Excerpted records:
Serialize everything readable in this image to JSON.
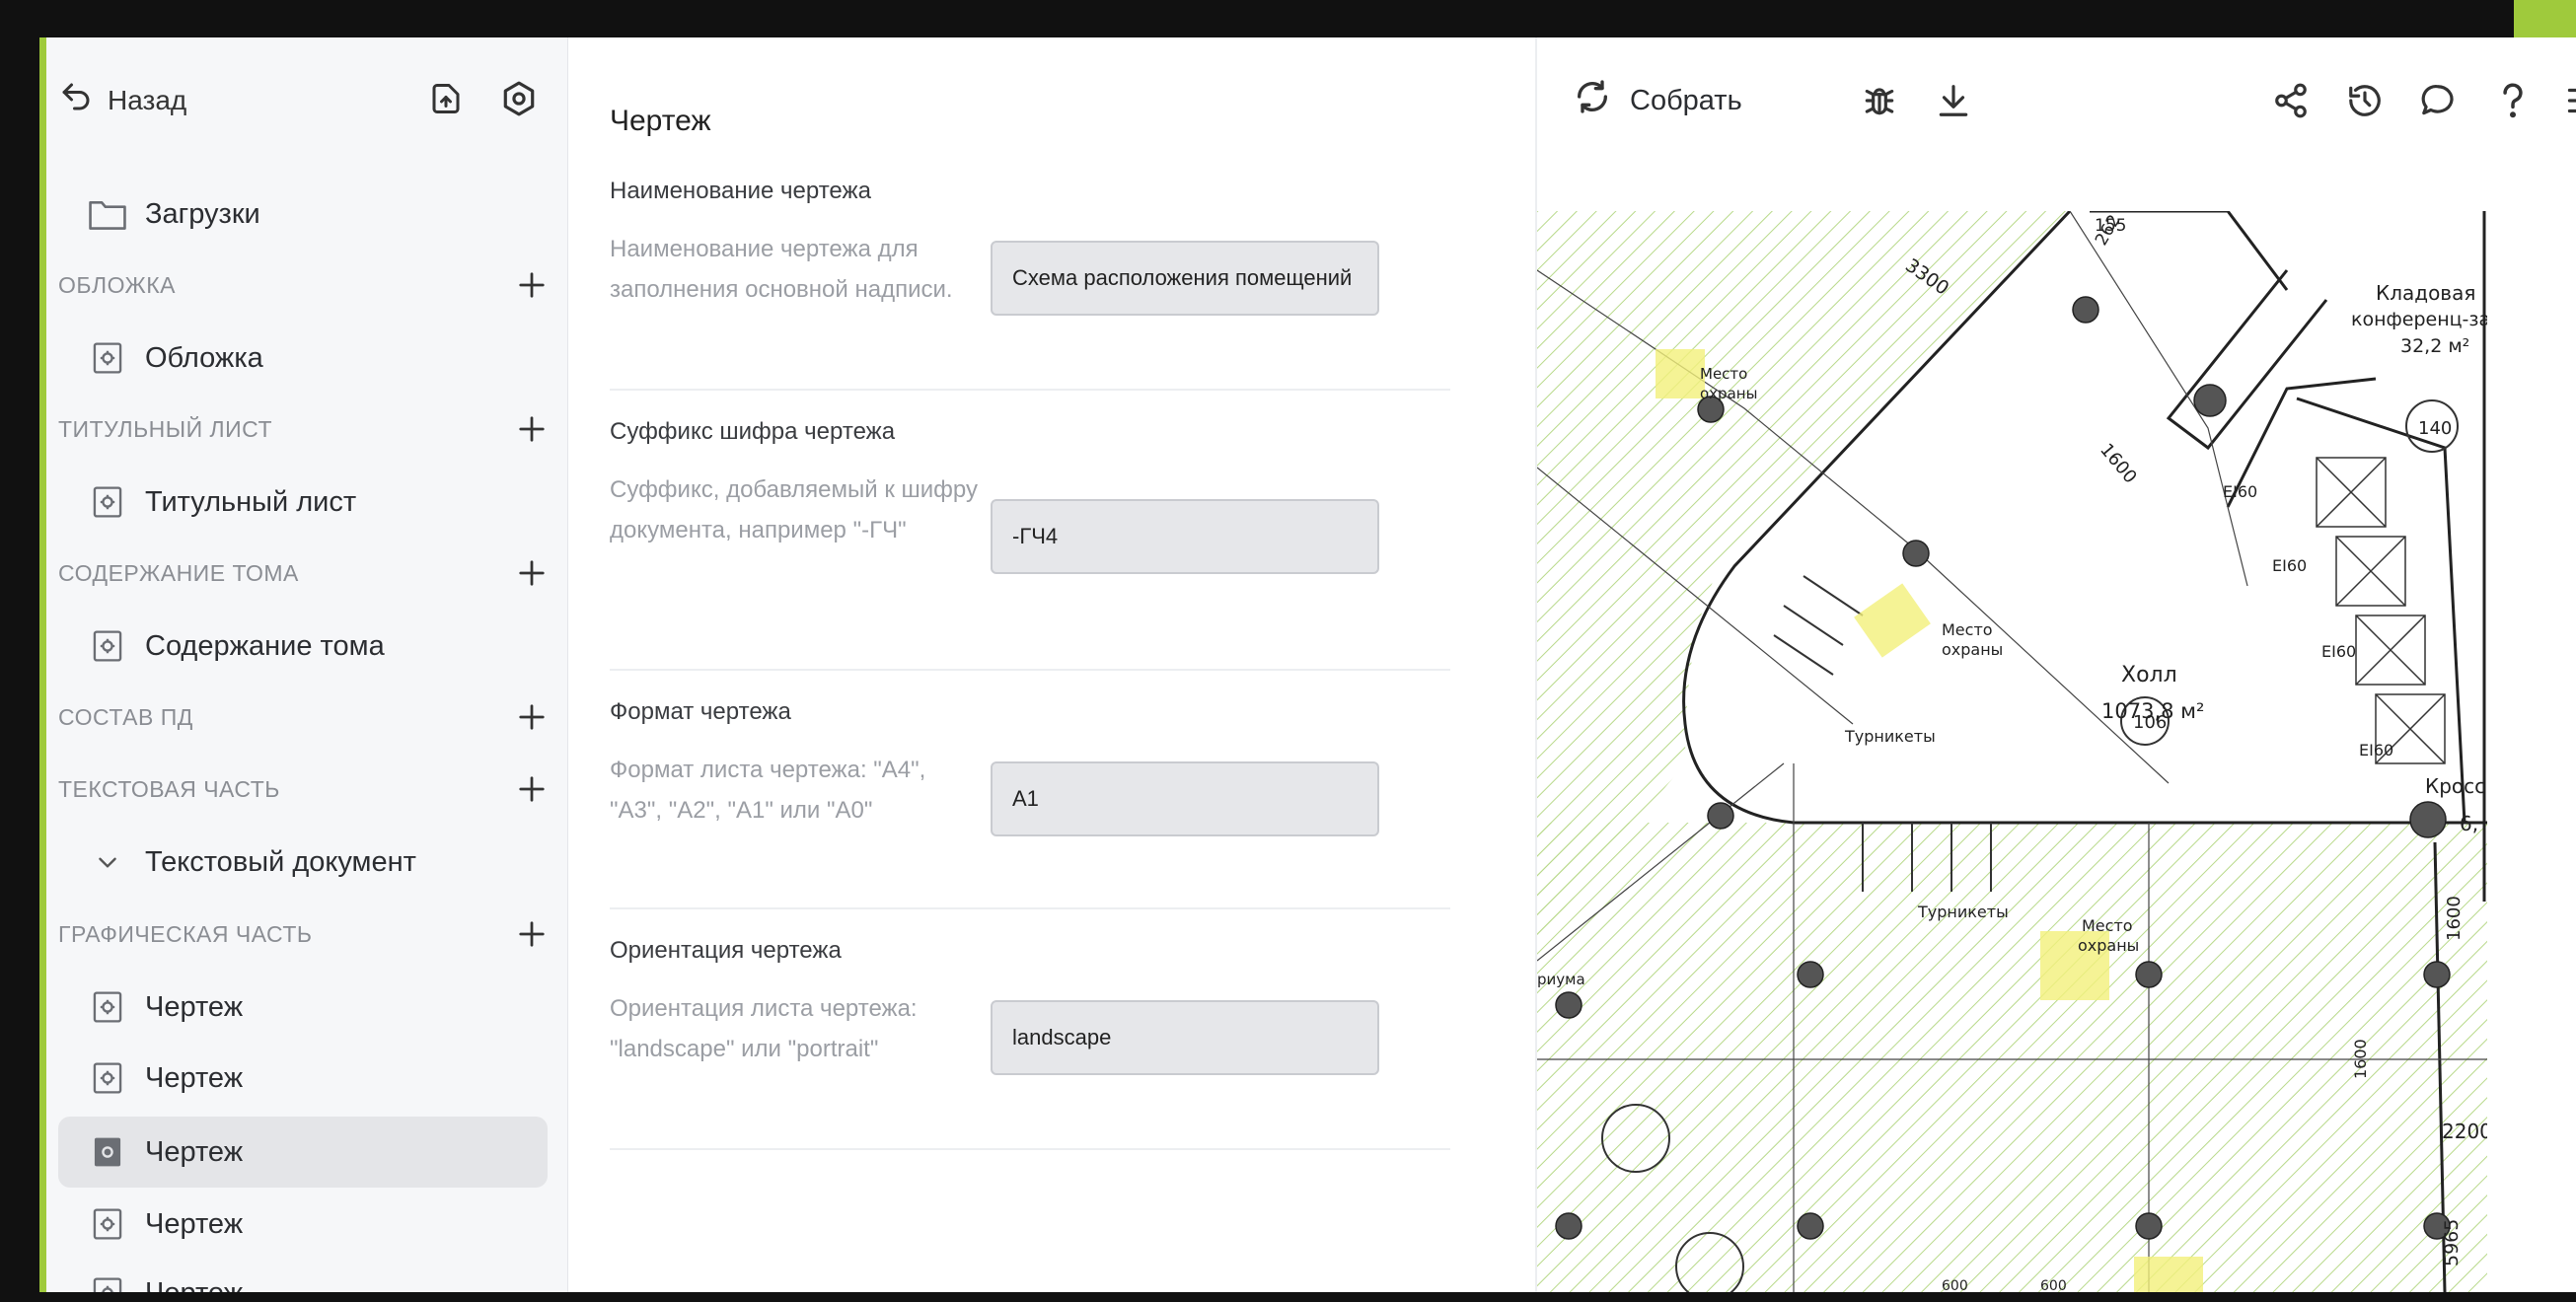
{
  "sidebar": {
    "back_label": "Назад",
    "uploads_label": "Загрузки",
    "sections": [
      {
        "title": "ОБЛОЖКА",
        "items": [
          "Обложка"
        ]
      },
      {
        "title": "ТИТУЛЬНЫЙ ЛИСТ",
        "items": [
          "Титульный лист"
        ]
      },
      {
        "title": "СОДЕРЖАНИЕ ТОМА",
        "items": [
          "Содержание тома"
        ]
      },
      {
        "title": "СОСТАВ ПД",
        "items": []
      },
      {
        "title": "ТЕКСТОВАЯ ЧАСТЬ",
        "items": [
          "Текстовый документ"
        ]
      },
      {
        "title": "ГРАФИЧЕСКАЯ ЧАСТЬ",
        "items": [
          "Чертеж",
          "Чертеж",
          "Чертеж",
          "Чертеж",
          "Чертеж"
        ]
      }
    ],
    "selected_item": "Чертеж"
  },
  "form": {
    "title": "Чертеж",
    "fields": [
      {
        "label": "Наименование чертежа",
        "help": "Наименование чертежа для заполнения основной надписи.",
        "value": "Схема расположения помещений"
      },
      {
        "label": "Суффикс шифра чертежа",
        "help": "Суффикс, добавляемый к шифру документа, например \"-ГЧ\"",
        "value": "-ГЧ4"
      },
      {
        "label": "Формат чертежа",
        "help": "Формат листа чертежа: \"A4\", \"A3\", \"A2\", \"A1\" или \"A0\"",
        "value": "A1"
      },
      {
        "label": "Ориентация чертежа",
        "help": "Ориентация листа чертежа: \"landscape\" или \"portrait\"",
        "value": "landscape"
      }
    ]
  },
  "toolbar": {
    "build_label": "Собрать",
    "icons": [
      "bug-icon",
      "download-icon",
      "share-icon",
      "history-icon",
      "comment-icon",
      "help-icon",
      "menu-icon"
    ]
  },
  "drawing": {
    "labels": {
      "storage_name": "Кладовая",
      "storage_name2": "конференц-за",
      "storage_area": "32,2 м²",
      "storage_num": "140",
      "hall_name": "Холл",
      "hall_area": "1073,8 м²",
      "hall_num": "106",
      "guard1": "Место",
      "guard2": "охраны",
      "turnstiles": "Турникеты",
      "dim_3300": "3300",
      "dim_1600": "1600",
      "dim_2200": "2200",
      "dim_5965": "5965",
      "dim_600": "600",
      "ei60": "EI60",
      "kross": "Кросс",
      "rium": "риума",
      "dim_155": "155",
      "dim_262": "262",
      "dim_6": "6,"
    }
  },
  "colors": {
    "accent_bg": "#9fca3c",
    "selected_bg": "#e4e5e8",
    "hatch": "#b8d98a",
    "guard_fill": "#f2f07a"
  }
}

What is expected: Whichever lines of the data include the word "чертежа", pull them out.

Answer to the exercise:
        "label": "Наименование чертежа",
        "help": "Наименование чертежа для заполнения основной надписи.",
        "label": "Суффикс шифра чертежа",
        "label": "Формат чертежа",
        "help": "Формат листа чертежа: \"A4\", \"A3\", \"A2\", \"A1\" или \"A0\"",
        "label": "Ориентация чертежа",
        "help": "Ориентация листа чертежа: \"landscape\" или \"portrait\"",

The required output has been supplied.